Michael Field: You couldn’t just take a part of it and learn it without the rest. You’d only learn some technical thing, but not the real art.

Derek Minus: One very important thing about Saito Sensei’s teaching is the severity. Aikido technique requires some stimulation of the body. The technique can be quite painful; not just to injure the other person, but to build their body. So when we train we give each other a lot of pain. But not to hurt each other; not with a vicious mind. But we must have the pain to gain. No pain, no gain…

Erle: Who are the top japanese Sensei’s of Aikido today?

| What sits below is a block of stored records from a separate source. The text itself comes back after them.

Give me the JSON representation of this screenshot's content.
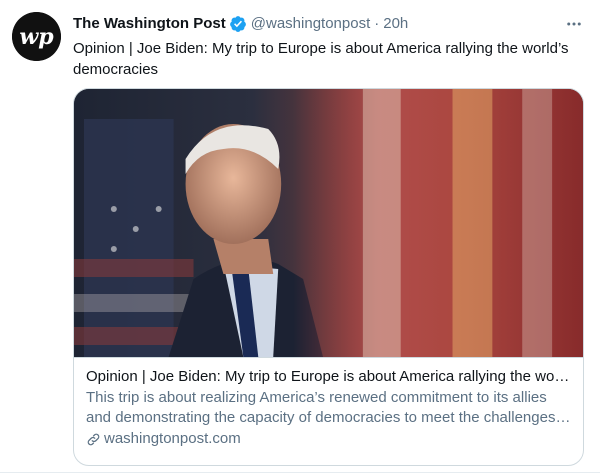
{
  "author": {
    "name": "The Washington Post",
    "handle": "@washingtonpost",
    "separator": "·",
    "time": "20h",
    "avatar_icon": "washington-post-logo",
    "verified_icon": "verified-badge-icon",
    "verified_color": "#1da1f2"
  },
  "tweet": {
    "text": "Opinion | Joe Biden: My trip to Europe is about America rallying the world’s\ndemocracies"
  },
  "card": {
    "image_icon": "article-photo",
    "title": "Opinion | Joe Biden: My trip to Europe is about America rallying the world’s democracies",
    "description": "This trip is about realizing America’s renewed commitment to its allies and demonstrating the capacity of democracies to meet the challenges of this new age.",
    "domain": "washingtonpost.com",
    "link_icon": "link-icon"
  },
  "colors": {
    "text_primary": "#0f1419",
    "text_secondary": "#5b7083",
    "border": "#cfd9de"
  }
}
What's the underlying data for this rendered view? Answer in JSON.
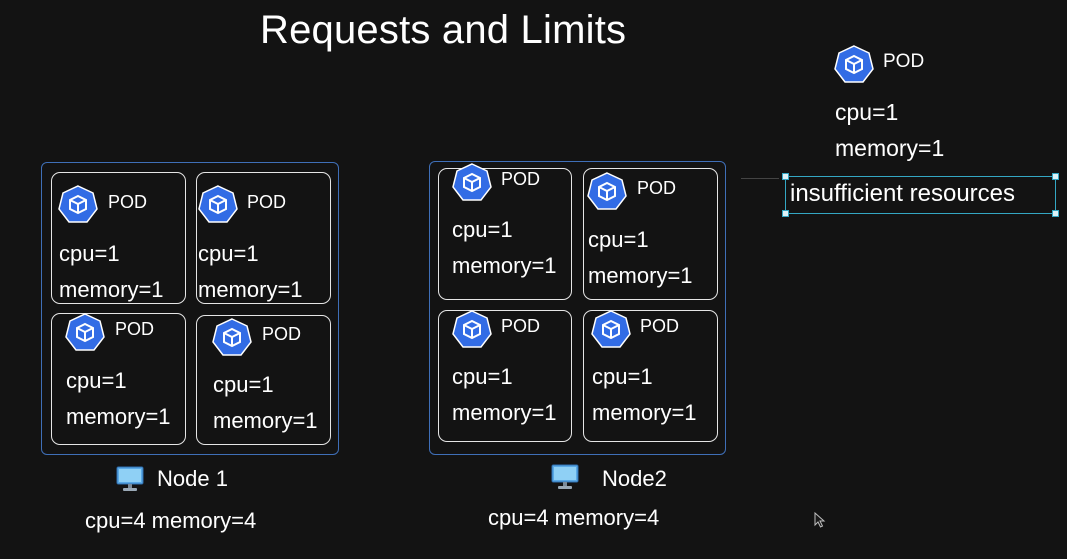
{
  "title": "Requests and Limits",
  "pod_label": "POD",
  "nodes": [
    {
      "name": "Node 1",
      "capacity": "cpu=4 memory=4",
      "pods": [
        {
          "label": "POD",
          "cpu": "cpu=1",
          "memory": "memory=1"
        },
        {
          "label": "POD",
          "cpu": "cpu=1",
          "memory": "memory=1"
        },
        {
          "label": "POD",
          "cpu": "cpu=1",
          "memory": "memory=1"
        },
        {
          "label": "POD",
          "cpu": "cpu=1",
          "memory": "memory=1"
        }
      ]
    },
    {
      "name": "Node2",
      "capacity": "cpu=4 memory=4",
      "pods": [
        {
          "label": "POD",
          "cpu": "cpu=1",
          "memory": "memory=1"
        },
        {
          "label": "POD",
          "cpu": "cpu=1",
          "memory": "memory=1"
        },
        {
          "label": "POD",
          "cpu": "cpu=1",
          "memory": "memory=1"
        },
        {
          "label": "POD",
          "cpu": "cpu=1",
          "memory": "memory=1"
        }
      ]
    }
  ],
  "pending_pod": {
    "label": "POD",
    "cpu": "cpu=1",
    "memory": "memory=1",
    "status": "insufficient resources"
  },
  "icons": {
    "pod": "kubernetes-pod-hexagon-icon",
    "node": "monitor-node-icon",
    "cursor": "mouse-pointer-icon"
  },
  "colors": {
    "background": "#131313",
    "node_border": "#3f6fb8",
    "pod_border": "#e6e6e6",
    "pod_icon": "#326ce5",
    "selection": "#34a7c4",
    "text": "#ffffff"
  }
}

Saito Sensei: There are many teachers in Aikido, and each one is good in their own way. Therefore the student should see many teachers before he makes up his mind as to which one he will choose.

Tomiki Sensei is dead.  Mr. Tohei spent some time in Iwama with me together and studied with the grandmaster for a while after the war. Shiota Sensei is a student of O-Sensei. Tohei Sensei trained in Aikido before the war in Tokyo head office. Then he went to the war and retired from it and returned to train for some more time in Iwama. There are many teachers leaving Aikikai, which is the Hombu Dojo. In Europe all of the different associations have a good relationship with each other and when I go to teach there they all come together to learn. My hope was that all students would unite as one family. I have never dismissed any of my students. I have maintained unity within our own style.

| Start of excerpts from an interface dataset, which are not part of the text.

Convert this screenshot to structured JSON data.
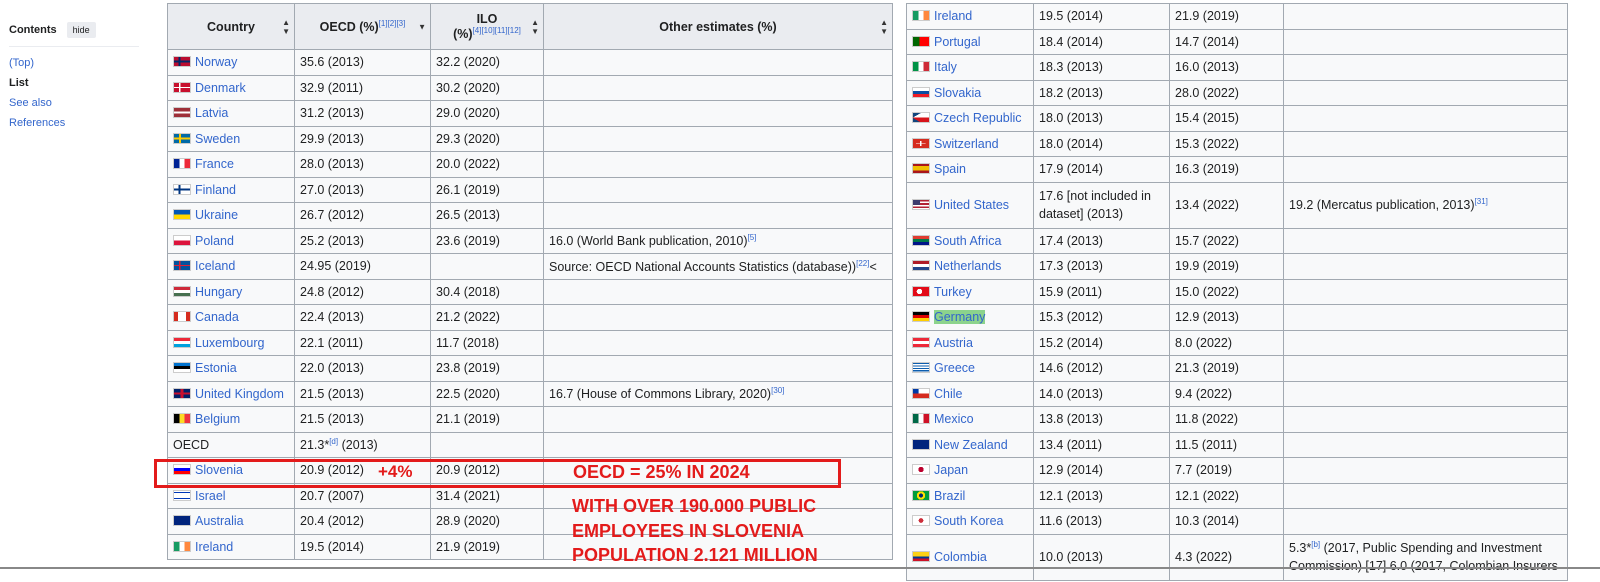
{
  "toc": {
    "title": "Contents",
    "hide_label": "hide",
    "items": [
      {
        "label": "(Top)",
        "current": false
      },
      {
        "label": "List",
        "current": true
      },
      {
        "label": "See also",
        "current": false
      },
      {
        "label": "References",
        "current": false
      }
    ]
  },
  "table_headers": {
    "country": "Country",
    "oecd": "OECD (%)",
    "oecd_refs": "[1][2][3]",
    "ilo": "ILO",
    "ilo_sub": "(%)",
    "ilo_refs": "[4][10][11][12]",
    "other": "Other estimates (%)"
  },
  "rows_left": [
    {
      "country": "Norway",
      "flag": "norway-flag",
      "oecd": "35.6 (2013)",
      "ilo": "32.2 (2020)",
      "other": ""
    },
    {
      "country": "Denmark",
      "flag": "denmark-flag",
      "oecd": "32.9 (2011)",
      "ilo": "30.2 (2020)",
      "other": ""
    },
    {
      "country": "Latvia",
      "flag": "latvia-flag",
      "oecd": "31.2 (2013)",
      "ilo": "29.0 (2020)",
      "other": ""
    },
    {
      "country": "Sweden",
      "flag": "sweden-flag",
      "oecd": "29.9 (2013)",
      "ilo": "29.3 (2020)",
      "other": ""
    },
    {
      "country": "France",
      "flag": "france-flag",
      "oecd": "28.0 (2013)",
      "ilo": "20.0 (2022)",
      "other": ""
    },
    {
      "country": "Finland",
      "flag": "finland-flag",
      "oecd": "27.0 (2013)",
      "ilo": "26.1 (2019)",
      "other": ""
    },
    {
      "country": "Ukraine",
      "flag": "ukraine-flag",
      "oecd": "26.7 (2012)",
      "ilo": "26.5 (2013)",
      "other": ""
    },
    {
      "country": "Poland",
      "flag": "poland-flag",
      "oecd": "25.2 (2013)",
      "ilo": "23.6 (2019)",
      "other": "16.0 (World Bank publication, 2010)",
      "other_ref": "[5]"
    },
    {
      "country": "Iceland",
      "flag": "iceland-flag",
      "oecd": "24.95 (2019)",
      "ilo": "",
      "other": "Source: OECD National Accounts Statistics (database))",
      "other_ref": "[22]",
      "other_tail": "<"
    },
    {
      "country": "Hungary",
      "flag": "hungary-flag",
      "oecd": "24.8 (2012)",
      "ilo": "30.4 (2018)",
      "other": ""
    },
    {
      "country": "Canada",
      "flag": "canada-flag",
      "oecd": "22.4 (2013)",
      "ilo": "21.2 (2022)",
      "other": ""
    },
    {
      "country": "Luxembourg",
      "flag": "luxembourg-flag",
      "oecd": "22.1 (2011)",
      "ilo": "11.7 (2018)",
      "other": ""
    },
    {
      "country": "Estonia",
      "flag": "estonia-flag",
      "oecd": "22.0 (2013)",
      "ilo": "23.8 (2019)",
      "other": ""
    },
    {
      "country": "United Kingdom",
      "flag": "uk-flag",
      "oecd": "21.5 (2013)",
      "ilo": "22.5 (2020)",
      "other": "16.7 (House of Commons Library, 2020)",
      "other_ref": "[30]"
    },
    {
      "country": "Belgium",
      "flag": "belgium-flag",
      "oecd": "21.5 (2013)",
      "ilo": "21.1 (2019)",
      "other": ""
    },
    {
      "country": "OECD",
      "flag": "",
      "oecd": "21.3*",
      "oecd_ref": "[d]",
      "oecd_tail": " (2013)",
      "ilo": "",
      "other": "",
      "plain": true
    },
    {
      "country": "Slovenia",
      "flag": "slovenia-flag",
      "oecd": "20.9 (2012)",
      "ilo": "20.9 (2012)",
      "other": ""
    },
    {
      "country": "Israel",
      "flag": "israel-flag",
      "oecd": "20.7 (2007)",
      "ilo": "31.4 (2021)",
      "other": ""
    },
    {
      "country": "Australia",
      "flag": "australia-flag",
      "oecd": "20.4 (2012)",
      "ilo": "28.9 (2020)",
      "other": ""
    },
    {
      "country": "Ireland",
      "flag": "ireland-flag",
      "oecd": "19.5 (2014)",
      "ilo": "21.9 (2019)",
      "other": ""
    }
  ],
  "rows_right": [
    {
      "country": "Ireland",
      "flag": "ireland-flag",
      "oecd": "19.5 (2014)",
      "ilo": "21.9 (2019)",
      "other": ""
    },
    {
      "country": "Portugal",
      "flag": "portugal-flag",
      "oecd": "18.4 (2014)",
      "ilo": "14.7 (2014)",
      "other": ""
    },
    {
      "country": "Italy",
      "flag": "italy-flag",
      "oecd": "18.3 (2013)",
      "ilo": "16.0 (2013)",
      "other": ""
    },
    {
      "country": "Slovakia",
      "flag": "slovakia-flag",
      "oecd": "18.2 (2013)",
      "ilo": "28.0 (2022)",
      "other": ""
    },
    {
      "country": "Czech Republic",
      "flag": "czech-flag",
      "oecd": "18.0 (2013)",
      "ilo": "15.4 (2015)",
      "other": ""
    },
    {
      "country": "Switzerland",
      "flag": "switzerland-flag",
      "oecd": "18.0 (2014)",
      "ilo": "15.3 (2022)",
      "other": ""
    },
    {
      "country": "Spain",
      "flag": "spain-flag",
      "oecd": "17.9 (2014)",
      "ilo": "16.3 (2019)",
      "other": ""
    },
    {
      "country": "United States",
      "flag": "us-flag",
      "oecd": "17.6 [not included in dataset] (2013)",
      "ilo": "13.4 (2022)",
      "other": "19.2 (Mercatus publication, 2013)",
      "other_ref": "[31]",
      "tall": true
    },
    {
      "country": "South Africa",
      "flag": "south-africa-flag",
      "oecd": "17.4 (2013)",
      "ilo": "15.7 (2022)",
      "other": ""
    },
    {
      "country": "Netherlands",
      "flag": "netherlands-flag",
      "oecd": "17.3 (2013)",
      "ilo": "19.9 (2019)",
      "other": ""
    },
    {
      "country": "Turkey",
      "flag": "turkey-flag",
      "oecd": "15.9 (2011)",
      "ilo": "15.0 (2022)",
      "other": ""
    },
    {
      "country": "Germany",
      "flag": "germany-flag",
      "oecd": "15.3 (2012)",
      "ilo": "12.9 (2013)",
      "other": "",
      "highlight": true
    },
    {
      "country": "Austria",
      "flag": "austria-flag",
      "oecd": "15.2 (2014)",
      "ilo": "8.0 (2022)",
      "other": ""
    },
    {
      "country": "Greece",
      "flag": "greece-flag",
      "oecd": "14.6 (2012)",
      "ilo": "21.3 (2019)",
      "other": ""
    },
    {
      "country": "Chile",
      "flag": "chile-flag",
      "oecd": "14.0 (2013)",
      "ilo": "9.4 (2022)",
      "other": ""
    },
    {
      "country": "Mexico",
      "flag": "mexico-flag",
      "oecd": "13.8 (2013)",
      "ilo": "11.8 (2022)",
      "other": ""
    },
    {
      "country": "New Zealand",
      "flag": "new-zealand-flag",
      "oecd": "13.4 (2011)",
      "ilo": "11.5 (2011)",
      "other": ""
    },
    {
      "country": "Japan",
      "flag": "japan-flag",
      "oecd": "12.9 (2014)",
      "ilo": "7.7 (2019)",
      "other": ""
    },
    {
      "country": "Brazil",
      "flag": "brazil-flag",
      "oecd": "12.1 (2013)",
      "ilo": "12.1 (2022)",
      "other": ""
    },
    {
      "country": "South Korea",
      "flag": "south-korea-flag",
      "oecd": "11.6 (2013)",
      "ilo": "10.3 (2014)",
      "other": ""
    },
    {
      "country": "Colombia",
      "flag": "colombia-flag",
      "oecd": "10.0 (2013)",
      "ilo": "4.3 (2022)",
      "other": "5.3*",
      "other_ref": "[b]",
      "other_tail": " (2017, Public Spending and Investment Commission) [17] 6.0 (2017, Colombian Insurers",
      "tall": true
    }
  ],
  "annotations": {
    "plus": "+4%",
    "oecd_2024": "OECD = 25% IN 2024",
    "employees_lines": [
      "WITH OVER 190.000 PUBLIC",
      "EMPLOYEES IN SLOVENIA",
      "POPULATION 2.121 MILLION"
    ],
    "color": "#e31b1b"
  }
}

Erle: We have heard much about Tohei Sensei, because of his books etc. Would you tell us about his past?

Saito Sensei: The true history of Tohei Sensei is that he was training in Aikido before the war, in the university of O-Sensei; Keio university. Before this he was good at Judo, then he met O-Sensei in Tokyo and started training in Aikido with him. Then he went to the war and when he came back, already he was a student of O-Sensei and so he came to join us. So Tohei Sensei is my senior in training. Kisshomaru Sensei, the son of O-Sensei, is related to Tohei Sensei by marriage. Tohei Sensei’s wife is the sister to Kisshomaru Sensei’s wife. When Tohei Sensei was going to the USA to teach, then I was looking after Tohei Sensei’s dojo.

Erle: What other Martial Arts have you trained in?

Saito Sensei: I have trained in Kendo, and a little Judo, but mostly Karate…

Erle: Do you still keep in touch with Tohei Sensei?

Saito Sensei: No. We have lost touch now, but I still respect him. I feel sorry that Tohei Sensei left Aikikai.

Erle: So there was a split there and Tohei Sensei has formed his own Association?

Saito Sensei: Yes.

Erle: I’ve noticed that your Aikido is very basic, logical, well-balanced and timed. These are all good physical things that will enhance any Martial Art. What do you think about the ‘magical, supernatural’ feats of strength of some of the Aikido people who perform the old ‘unbendable arm trick’? Or the ‘sitting on the floor and not being pushed over trick’ etc?

Saito Sensei:  (Saito Sensei laughs as he answers) It is their own preference to show some magical technique.

Erle: Do you believe in competition tournaments?

Saito Sensei: If you have rules, then you have no realism. If you don’t have rules, then people get hurt. So tournaments are contradictory to the Martial Arts.

Erle: How would you describe your own technique as being different to others?

Saito Sensei: Our technique is powerful. Not because of superior muscle strength, but due to better body co-ordination.

Erle: What about the future of Aikido?

Saito Sensei: We have come to the stage where the Hombu style and the Iwama style will never meet together. Maybe the Hombu style has got trouble in the future. Because the Hombu style is now too far away from the grandmaster’s style. Even when we hit the trouble, I am always willing to help Hombu. I hope to never have trouble with other associations, but when there are others in trouble I will try and help.

(Erle Montaigue’s conclusion: Saito Sensei is a likeable traditional Japanese Sensei who commands respect from all of his students. His technique in Aikido is close to perfection…)